**Task goal:** Each line of the material below should be reproduced exactly.

**Supplied data:**
- - - - - - -

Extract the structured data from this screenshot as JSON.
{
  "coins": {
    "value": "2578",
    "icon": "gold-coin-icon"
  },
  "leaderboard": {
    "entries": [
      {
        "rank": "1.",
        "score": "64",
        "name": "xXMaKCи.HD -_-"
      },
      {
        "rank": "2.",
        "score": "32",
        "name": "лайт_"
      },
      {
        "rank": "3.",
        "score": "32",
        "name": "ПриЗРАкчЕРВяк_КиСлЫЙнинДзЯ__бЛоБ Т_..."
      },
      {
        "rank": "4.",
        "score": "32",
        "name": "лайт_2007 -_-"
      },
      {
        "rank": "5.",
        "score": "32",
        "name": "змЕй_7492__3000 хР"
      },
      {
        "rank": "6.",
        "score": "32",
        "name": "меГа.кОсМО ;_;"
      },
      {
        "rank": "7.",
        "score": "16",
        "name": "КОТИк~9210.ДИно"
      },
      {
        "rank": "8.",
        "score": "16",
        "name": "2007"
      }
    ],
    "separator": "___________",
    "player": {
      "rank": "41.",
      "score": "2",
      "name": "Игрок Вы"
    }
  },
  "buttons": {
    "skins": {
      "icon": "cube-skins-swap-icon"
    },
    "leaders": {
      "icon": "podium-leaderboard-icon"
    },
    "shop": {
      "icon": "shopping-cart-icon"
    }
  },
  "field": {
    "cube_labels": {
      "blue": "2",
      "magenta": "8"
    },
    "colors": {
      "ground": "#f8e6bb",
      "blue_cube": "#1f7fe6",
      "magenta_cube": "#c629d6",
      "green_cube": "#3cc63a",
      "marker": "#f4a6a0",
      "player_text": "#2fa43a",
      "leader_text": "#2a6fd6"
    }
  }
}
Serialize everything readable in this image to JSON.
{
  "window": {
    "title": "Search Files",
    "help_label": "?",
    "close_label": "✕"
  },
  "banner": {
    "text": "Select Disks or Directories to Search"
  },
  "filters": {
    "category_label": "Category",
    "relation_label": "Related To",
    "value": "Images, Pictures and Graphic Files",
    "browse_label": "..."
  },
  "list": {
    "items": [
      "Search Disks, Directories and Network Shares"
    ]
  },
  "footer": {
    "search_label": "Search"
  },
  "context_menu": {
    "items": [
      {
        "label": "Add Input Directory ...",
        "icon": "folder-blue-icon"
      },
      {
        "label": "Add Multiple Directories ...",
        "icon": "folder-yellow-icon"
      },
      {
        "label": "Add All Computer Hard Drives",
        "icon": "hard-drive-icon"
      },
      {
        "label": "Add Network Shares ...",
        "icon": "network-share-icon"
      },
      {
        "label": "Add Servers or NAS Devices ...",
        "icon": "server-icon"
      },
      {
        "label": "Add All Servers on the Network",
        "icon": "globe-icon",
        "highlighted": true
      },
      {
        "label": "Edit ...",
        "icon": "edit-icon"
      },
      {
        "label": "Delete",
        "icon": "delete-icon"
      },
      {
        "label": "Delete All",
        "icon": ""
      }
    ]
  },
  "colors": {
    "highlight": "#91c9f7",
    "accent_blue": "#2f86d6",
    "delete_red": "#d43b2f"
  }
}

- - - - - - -

**Solution for this problem:**
Extract the structured data from this screenshot as JSON.
{
  "coins": {
    "value": "2578",
    "icon": "gold-coin-icon"
  },
  "leaderboard": {
    "entries": [
      {
        "rank": "1.",
        "score": "64",
        "name": "xXMaKCи.HD -_-"
      },
      {
        "rank": "2.",
        "score": "32",
        "name": "лайт_"
      },
      {
        "rank": "3.",
        "score": "32",
        "name": "ПриЗРАкчЕРВяк_КиСлЫЙнинДзЯ__бЛоБ Т_..."
      },
      {
        "rank": "4.",
        "score": "32",
        "name": "лайт_2007 -_-"
      },
      {
        "rank": "5.",
        "score": "32",
        "name": "змЕй_7492__3000 хР"
      },
      {
        "rank": "6.",
        "score": "32",
        "name": "меГа.кОсМО ;_;"
      },
      {
        "rank": "7.",
        "score": "16",
        "name": "КОТИк~9210.ДИно"
      },
      {
        "rank": "8.",
        "score": "16",
        "name": "2007"
      }
    ],
    "separator": "___________",
    "player": {
      "rank": "41.",
      "score": "2",
      "name": "Игрок Вы"
    }
  },
  "buttons": {
    "skins": {
      "icon": "cube-skins-swap-icon"
    },
    "leaders": {
      "icon": "podium-leaderboard-icon"
    },
    "shop": {
      "icon": "shopping-cart-icon"
    }
  },
  "field": {
    "cube_labels": {
      "blue": "2",
      "magenta": "8"
    },
    "colors": {
      "ground": "#f8e6bb",
      "blue_cube": "#1f7fe6",
      "magenta_cube": "#c629d6",
      "green_cube": "#3cc63a",
      "marker": "#f4a6a0",
      "player_text": "#2fa43a",
      "leader_text": "#2a6fd6"
    }
  }
}
Serialize everything readable in this image to JSON.
{
  "window": {
    "title": "Search Files",
    "help_label": "?",
    "close_label": "✕"
  },
  "banner": {
    "text": "Select Disks or Directories to Search"
  },
  "filters": {
    "category_label": "Category",
    "relation_label": "Related To",
    "value": "Images, Pictures and Graphic Files",
    "browse_label": "..."
  },
  "list": {
    "items": [
      "Search Disks, Directories and Network Shares"
    ]
  },
  "footer": {
    "search_label": "Search"
  },
  "context_menu": {
    "items": [
      {
        "label": "Add Input Directory ...",
        "icon": "folder-blue-icon"
      },
      {
        "label": "Add Multiple Directories ...",
        "icon": "folder-yellow-icon"
      },
      {
        "label": "Add All Computer Hard Drives",
        "icon": "hard-drive-icon"
      },
      {
        "label": "Add Network Shares ...",
        "icon": "network-share-icon"
      },
      {
        "label": "Add Servers or NAS Devices ...",
        "icon": "server-icon"
      },
      {
        "label": "Add All Servers on the Network",
        "icon": "globe-icon",
        "highlighted": true
      },
      {
        "label": "Edit ...",
        "icon": "edit-icon"
      },
      {
        "label": "Delete",
        "icon": "delete-icon"
      },
      {
        "label": "Delete All",
        "icon": ""
      }
    ]
  },
  "colors": {
    "highlight": "#91c9f7",
    "accent_blue": "#2f86d6",
    "delete_red": "#d43b2f"
  }
}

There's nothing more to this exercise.